WHAT THE EXERCISE ASKS ▸ Each record below is to be reproduced without any change.

● ● ●

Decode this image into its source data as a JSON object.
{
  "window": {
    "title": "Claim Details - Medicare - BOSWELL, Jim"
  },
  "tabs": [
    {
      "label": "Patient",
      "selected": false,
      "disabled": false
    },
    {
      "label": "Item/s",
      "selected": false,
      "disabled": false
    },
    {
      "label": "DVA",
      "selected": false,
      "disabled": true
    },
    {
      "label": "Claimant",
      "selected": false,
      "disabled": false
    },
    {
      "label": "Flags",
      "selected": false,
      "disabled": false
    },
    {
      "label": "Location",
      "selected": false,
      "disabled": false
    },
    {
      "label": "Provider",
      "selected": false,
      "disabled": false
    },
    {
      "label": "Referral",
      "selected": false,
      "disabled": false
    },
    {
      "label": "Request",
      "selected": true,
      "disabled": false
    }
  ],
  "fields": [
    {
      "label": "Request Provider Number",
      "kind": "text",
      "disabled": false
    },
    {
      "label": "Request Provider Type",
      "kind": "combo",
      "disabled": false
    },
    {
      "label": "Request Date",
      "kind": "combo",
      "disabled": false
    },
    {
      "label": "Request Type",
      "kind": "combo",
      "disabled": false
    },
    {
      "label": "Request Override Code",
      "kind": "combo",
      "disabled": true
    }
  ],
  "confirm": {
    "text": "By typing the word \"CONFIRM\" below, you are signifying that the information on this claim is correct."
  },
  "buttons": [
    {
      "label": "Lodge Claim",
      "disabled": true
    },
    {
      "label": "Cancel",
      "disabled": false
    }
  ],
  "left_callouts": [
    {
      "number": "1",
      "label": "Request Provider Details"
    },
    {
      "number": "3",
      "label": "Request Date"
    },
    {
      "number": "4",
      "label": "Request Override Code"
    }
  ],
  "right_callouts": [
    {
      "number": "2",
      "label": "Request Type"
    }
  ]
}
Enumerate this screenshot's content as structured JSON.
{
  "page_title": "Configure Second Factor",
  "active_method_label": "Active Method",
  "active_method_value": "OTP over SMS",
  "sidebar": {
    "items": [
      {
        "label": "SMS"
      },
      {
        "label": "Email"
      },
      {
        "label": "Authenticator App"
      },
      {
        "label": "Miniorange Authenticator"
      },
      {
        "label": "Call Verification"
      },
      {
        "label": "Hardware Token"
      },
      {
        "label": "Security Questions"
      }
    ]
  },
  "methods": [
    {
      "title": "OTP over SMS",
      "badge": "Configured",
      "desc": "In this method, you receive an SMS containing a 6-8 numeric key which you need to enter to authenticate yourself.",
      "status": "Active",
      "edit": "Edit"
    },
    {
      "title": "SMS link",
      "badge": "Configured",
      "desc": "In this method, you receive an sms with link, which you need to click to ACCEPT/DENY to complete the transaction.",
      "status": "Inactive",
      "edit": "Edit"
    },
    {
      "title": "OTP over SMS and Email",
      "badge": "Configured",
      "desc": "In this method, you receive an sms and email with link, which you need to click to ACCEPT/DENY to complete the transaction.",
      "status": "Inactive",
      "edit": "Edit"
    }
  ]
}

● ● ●

ANSWER TO THIS EXERCISE ▸
Decode this image into its source data as a JSON object.
{
  "window": {
    "title": "Claim Details - Medicare - BOSWELL, Jim"
  },
  "tabs": [
    {
      "label": "Patient",
      "selected": false,
      "disabled": false
    },
    {
      "label": "Item/s",
      "selected": false,
      "disabled": false
    },
    {
      "label": "DVA",
      "selected": false,
      "disabled": true
    },
    {
      "label": "Claimant",
      "selected": false,
      "disabled": false
    },
    {
      "label": "Flags",
      "selected": false,
      "disabled": false
    },
    {
      "label": "Location",
      "selected": false,
      "disabled": false
    },
    {
      "label": "Provider",
      "selected": false,
      "disabled": false
    },
    {
      "label": "Referral",
      "selected": false,
      "disabled": false
    },
    {
      "label": "Request",
      "selected": true,
      "disabled": false
    }
  ],
  "fields": [
    {
      "label": "Request Provider Number",
      "kind": "text",
      "disabled": false
    },
    {
      "label": "Request Provider Type",
      "kind": "combo",
      "disabled": false
    },
    {
      "label": "Request Date",
      "kind": "combo",
      "disabled": false
    },
    {
      "label": "Request Type",
      "kind": "combo",
      "disabled": false
    },
    {
      "label": "Request Override Code",
      "kind": "combo",
      "disabled": true
    }
  ],
  "confirm": {
    "text": "By typing the word \"CONFIRM\" below, you are signifying that the information on this claim is correct."
  },
  "buttons": [
    {
      "label": "Lodge Claim",
      "disabled": true
    },
    {
      "label": "Cancel",
      "disabled": false
    }
  ],
  "left_callouts": [
    {
      "number": "1",
      "label": "Request Provider Details"
    },
    {
      "number": "3",
      "label": "Request Date"
    },
    {
      "number": "4",
      "label": "Request Override Code"
    }
  ],
  "right_callouts": [
    {
      "number": "2",
      "label": "Request Type"
    }
  ]
}
Enumerate this screenshot's content as structured JSON.
{
  "page_title": "Configure Second Factor",
  "active_method_label": "Active Method",
  "active_method_value": "OTP over SMS",
  "sidebar": {
    "items": [
      {
        "label": "SMS"
      },
      {
        "label": "Email"
      },
      {
        "label": "Authenticator App"
      },
      {
        "label": "Miniorange Authenticator"
      },
      {
        "label": "Call Verification"
      },
      {
        "label": "Hardware Token"
      },
      {
        "label": "Security Questions"
      }
    ]
  },
  "methods": [
    {
      "title": "OTP over SMS",
      "badge": "Configured",
      "desc": "In this method, you receive an SMS containing a 6-8 numeric key which you need to enter to authenticate yourself.",
      "status": "Active",
      "edit": "Edit"
    },
    {
      "title": "SMS link",
      "badge": "Configured",
      "desc": "In this method, you receive an sms with link, which you need to click to ACCEPT/DENY to complete the transaction.",
      "status": "Inactive",
      "edit": "Edit"
    },
    {
      "title": "OTP over SMS and Email",
      "badge": "Configured",
      "desc": "In this method, you receive an sms and email with link, which you need to click to ACCEPT/DENY to complete the transaction.",
      "status": "Inactive",
      "edit": "Edit"
    }
  ]
}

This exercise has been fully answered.